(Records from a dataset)
■ ■ ■ ■ ■

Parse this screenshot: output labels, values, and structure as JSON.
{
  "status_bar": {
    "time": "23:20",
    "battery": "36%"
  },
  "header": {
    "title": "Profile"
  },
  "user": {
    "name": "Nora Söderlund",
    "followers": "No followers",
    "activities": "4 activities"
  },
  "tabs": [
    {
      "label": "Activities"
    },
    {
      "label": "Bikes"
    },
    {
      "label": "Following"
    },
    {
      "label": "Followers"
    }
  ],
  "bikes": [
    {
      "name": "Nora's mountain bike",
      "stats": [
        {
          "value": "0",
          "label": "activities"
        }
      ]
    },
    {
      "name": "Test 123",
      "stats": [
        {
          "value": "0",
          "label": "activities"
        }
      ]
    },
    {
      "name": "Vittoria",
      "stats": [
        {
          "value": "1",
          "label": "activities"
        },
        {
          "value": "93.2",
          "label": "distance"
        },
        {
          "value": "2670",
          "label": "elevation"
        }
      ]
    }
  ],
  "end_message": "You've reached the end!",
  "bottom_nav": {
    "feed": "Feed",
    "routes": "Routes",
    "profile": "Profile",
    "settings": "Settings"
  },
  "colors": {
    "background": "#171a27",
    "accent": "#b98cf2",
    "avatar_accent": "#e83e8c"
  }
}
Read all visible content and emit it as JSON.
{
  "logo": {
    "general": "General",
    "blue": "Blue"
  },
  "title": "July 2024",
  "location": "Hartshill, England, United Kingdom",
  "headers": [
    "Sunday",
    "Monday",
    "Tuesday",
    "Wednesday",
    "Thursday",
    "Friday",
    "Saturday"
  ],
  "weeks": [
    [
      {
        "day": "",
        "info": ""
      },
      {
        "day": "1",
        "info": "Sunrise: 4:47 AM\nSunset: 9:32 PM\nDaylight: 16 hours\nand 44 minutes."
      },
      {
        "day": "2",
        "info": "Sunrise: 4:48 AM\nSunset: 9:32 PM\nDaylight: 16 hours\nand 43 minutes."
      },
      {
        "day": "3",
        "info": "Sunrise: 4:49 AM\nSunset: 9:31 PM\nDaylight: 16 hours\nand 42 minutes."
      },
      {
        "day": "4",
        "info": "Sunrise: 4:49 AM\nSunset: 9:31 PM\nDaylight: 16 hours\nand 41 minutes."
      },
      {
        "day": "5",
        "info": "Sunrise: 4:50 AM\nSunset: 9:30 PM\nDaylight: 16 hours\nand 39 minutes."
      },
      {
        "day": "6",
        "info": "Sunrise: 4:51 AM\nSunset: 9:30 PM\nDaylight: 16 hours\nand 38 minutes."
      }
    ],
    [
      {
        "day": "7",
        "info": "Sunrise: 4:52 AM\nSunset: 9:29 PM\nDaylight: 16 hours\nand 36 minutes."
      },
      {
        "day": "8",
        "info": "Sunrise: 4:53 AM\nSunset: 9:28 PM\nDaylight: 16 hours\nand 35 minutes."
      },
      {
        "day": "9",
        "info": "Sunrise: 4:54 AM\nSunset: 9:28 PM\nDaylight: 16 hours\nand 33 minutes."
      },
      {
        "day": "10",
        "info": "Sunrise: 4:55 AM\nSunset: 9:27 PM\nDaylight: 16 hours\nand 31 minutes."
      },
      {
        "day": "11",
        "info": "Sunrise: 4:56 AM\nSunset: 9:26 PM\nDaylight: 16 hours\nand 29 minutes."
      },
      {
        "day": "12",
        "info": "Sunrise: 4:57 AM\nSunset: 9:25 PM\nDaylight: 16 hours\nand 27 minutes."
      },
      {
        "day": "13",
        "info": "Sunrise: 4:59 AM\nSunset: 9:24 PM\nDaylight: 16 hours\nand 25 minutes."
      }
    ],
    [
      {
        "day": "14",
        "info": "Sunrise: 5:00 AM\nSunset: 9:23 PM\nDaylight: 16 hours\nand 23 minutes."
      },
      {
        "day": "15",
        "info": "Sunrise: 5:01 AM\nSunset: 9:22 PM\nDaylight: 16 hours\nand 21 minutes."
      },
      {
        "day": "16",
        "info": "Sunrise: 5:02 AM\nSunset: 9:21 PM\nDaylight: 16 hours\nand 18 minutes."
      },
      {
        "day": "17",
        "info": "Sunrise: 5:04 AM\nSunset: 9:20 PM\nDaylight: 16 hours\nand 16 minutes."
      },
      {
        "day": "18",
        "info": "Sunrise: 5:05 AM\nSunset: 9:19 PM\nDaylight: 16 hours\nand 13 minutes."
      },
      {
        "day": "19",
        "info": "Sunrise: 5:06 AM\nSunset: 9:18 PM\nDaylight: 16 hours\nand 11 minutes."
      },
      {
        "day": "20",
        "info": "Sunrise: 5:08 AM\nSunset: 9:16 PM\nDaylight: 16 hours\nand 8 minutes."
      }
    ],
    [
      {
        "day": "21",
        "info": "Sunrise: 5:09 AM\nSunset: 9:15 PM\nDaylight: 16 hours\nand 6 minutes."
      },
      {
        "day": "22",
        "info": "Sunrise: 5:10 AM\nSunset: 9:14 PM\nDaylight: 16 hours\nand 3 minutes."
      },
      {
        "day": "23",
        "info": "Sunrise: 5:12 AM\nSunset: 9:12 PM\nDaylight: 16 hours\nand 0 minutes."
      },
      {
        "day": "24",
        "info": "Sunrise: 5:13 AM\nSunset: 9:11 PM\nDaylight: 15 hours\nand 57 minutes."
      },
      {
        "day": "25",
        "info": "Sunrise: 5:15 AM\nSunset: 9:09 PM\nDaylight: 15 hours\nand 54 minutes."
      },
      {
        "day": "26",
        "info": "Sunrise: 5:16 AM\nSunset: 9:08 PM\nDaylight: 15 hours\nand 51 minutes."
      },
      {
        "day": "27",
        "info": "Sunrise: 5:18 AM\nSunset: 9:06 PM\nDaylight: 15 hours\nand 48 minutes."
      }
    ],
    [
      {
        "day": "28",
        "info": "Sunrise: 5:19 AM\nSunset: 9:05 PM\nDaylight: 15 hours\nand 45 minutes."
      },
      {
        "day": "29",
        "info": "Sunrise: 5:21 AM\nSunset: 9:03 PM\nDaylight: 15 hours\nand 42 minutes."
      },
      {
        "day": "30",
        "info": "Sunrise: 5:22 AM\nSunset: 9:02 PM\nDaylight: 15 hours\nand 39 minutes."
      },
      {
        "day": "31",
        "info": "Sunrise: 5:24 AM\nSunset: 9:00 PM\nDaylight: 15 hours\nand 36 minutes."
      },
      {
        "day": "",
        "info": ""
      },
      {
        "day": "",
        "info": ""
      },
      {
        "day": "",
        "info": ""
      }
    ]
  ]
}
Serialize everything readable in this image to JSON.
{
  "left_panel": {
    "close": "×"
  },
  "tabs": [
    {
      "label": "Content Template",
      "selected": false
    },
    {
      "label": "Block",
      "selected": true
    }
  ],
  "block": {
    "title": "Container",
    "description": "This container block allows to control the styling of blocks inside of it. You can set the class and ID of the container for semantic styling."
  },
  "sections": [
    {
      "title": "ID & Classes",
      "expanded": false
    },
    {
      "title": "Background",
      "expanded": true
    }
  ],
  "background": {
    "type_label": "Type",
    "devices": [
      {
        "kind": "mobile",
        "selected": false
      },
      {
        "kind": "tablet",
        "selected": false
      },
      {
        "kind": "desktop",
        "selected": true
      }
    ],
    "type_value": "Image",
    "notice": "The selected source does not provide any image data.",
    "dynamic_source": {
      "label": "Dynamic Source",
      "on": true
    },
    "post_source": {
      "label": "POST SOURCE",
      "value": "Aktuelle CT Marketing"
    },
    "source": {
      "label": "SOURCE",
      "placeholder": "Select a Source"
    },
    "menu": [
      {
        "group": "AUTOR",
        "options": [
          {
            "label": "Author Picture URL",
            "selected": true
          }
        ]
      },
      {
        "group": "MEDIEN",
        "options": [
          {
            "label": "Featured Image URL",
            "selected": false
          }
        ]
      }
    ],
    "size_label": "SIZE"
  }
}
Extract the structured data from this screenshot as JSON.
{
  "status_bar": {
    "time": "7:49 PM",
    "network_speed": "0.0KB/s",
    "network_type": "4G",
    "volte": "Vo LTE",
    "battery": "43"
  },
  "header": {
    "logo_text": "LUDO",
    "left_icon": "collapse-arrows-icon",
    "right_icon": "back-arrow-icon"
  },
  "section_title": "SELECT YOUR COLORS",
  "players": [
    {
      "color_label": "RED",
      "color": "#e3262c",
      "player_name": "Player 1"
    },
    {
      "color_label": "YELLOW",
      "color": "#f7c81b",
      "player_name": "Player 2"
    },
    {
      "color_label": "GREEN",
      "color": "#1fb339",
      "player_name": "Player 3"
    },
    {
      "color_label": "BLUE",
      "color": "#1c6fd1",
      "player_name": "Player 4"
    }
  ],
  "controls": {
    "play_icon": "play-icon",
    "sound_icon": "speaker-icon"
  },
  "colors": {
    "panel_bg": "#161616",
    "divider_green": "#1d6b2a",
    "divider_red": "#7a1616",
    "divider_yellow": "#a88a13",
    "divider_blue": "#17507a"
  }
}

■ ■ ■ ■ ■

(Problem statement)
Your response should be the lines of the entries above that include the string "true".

(Your solution)
      "selected": true
      "expanded": true
        "selected": true
      "on": true
            "selected": true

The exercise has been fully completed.